The bill, which passed initial readings at the Congress and Senate, seeks to grant new mothers more time to recover from childbirth and attend to their newborn. Under it, government workers are entitled a fully paid leave while those in the private sector must be given an average of their monthly salary credit.

It also allows for 30-day unpaid extensions. The bill applies to contractual workers, following rules from Social Security System (SSS) and Government Service Insurance System (GSIS), and adoptive parents, as per the Domestic Adoption Act.

Villar projects that if the Senate passes the bill again, the House will resume its session in November and a vote can be cast after the third reading.

A similar bill seeking 150 days for maternity leave is in the pipe at the Senate.

Impact on employers

One of the points of criticism against the bill is that it discourages employers from hiring women. "We're trying to make all laws consistent so that women won't be discriminated… if this bill is approved," said Villar, adding that firing employees on the basis of maternity leave was a violation of the Labor Code.

Atty. Rico De Guzman, Chair of the Sub-Committee on Labor at the Management Association of the Philippines, said that he did not think the bill was required by the circumstances.

However, he clarified that managers understand the nutritional aspect of the proposal. "I do not think, though, that this necessarily has to creep in to eight hours of work that the employers pay each and every employee," De Guzman said. "I think we can somehow structure the work of the employees in such a way that female employees can be given the time to breastfeed their babies."

De Guzman worried that a 100-day paid leave may "disrupt productivity and cost of investing," since around half of the Filipino workforce is female. He projected that in the 250 working days of the year, a 100-day leave on top of sick leaves, vacation leaves, and holidays may mean that employees work less than half of the year, which will be a loss to employers. He also mentioned special leaves, like those for solo parents and domestic abuse cases.

However, it was also noted that not all of the female workforce would be affected at the same time.

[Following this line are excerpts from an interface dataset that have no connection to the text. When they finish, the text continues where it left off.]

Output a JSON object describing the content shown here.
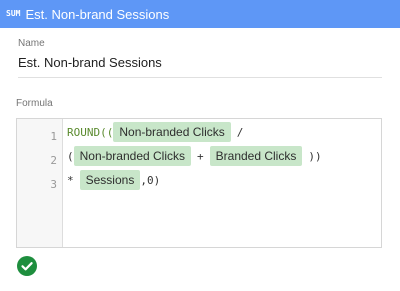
{
  "header": {
    "icon_label": "SUM",
    "title": "Est. Non-brand Sessions",
    "background_color": "#5e97f6"
  },
  "name_field": {
    "label": "Name",
    "value": "Est. Non-brand Sessions"
  },
  "formula": {
    "label": "Formula",
    "line_numbers": [
      "1",
      "2",
      "3"
    ],
    "line1": {
      "fn": "ROUND((",
      "field1": "Non-branded Clicks",
      "op": "/"
    },
    "line2": {
      "open": "(",
      "field1": "Non-branded Clicks",
      "op": "+",
      "field2": "Branded Clicks",
      "close": "))"
    },
    "line3": {
      "op": "*",
      "field1": "Sessions",
      "tail": ",0)"
    },
    "chip_color": "#c8e6c9"
  },
  "status": {
    "icon": "check-circle-icon",
    "color": "#1e8e3e"
  }
}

Despite these concerns, the bill did not encounter much opposition in its initial readings.

Villar said that it was important to balance the interests of employers and workers, but the international standard has been set. "The ILO already laid down its requirement of 98 days, and this is already a subject of long study in terms of promoting health of workers," she said. "So as much as the government would like to retain [status quo], I think that the policy should be taking care of our workers more and abiding [by the standard]."

Villar is also pushing for a paternity leave that will last 30 days.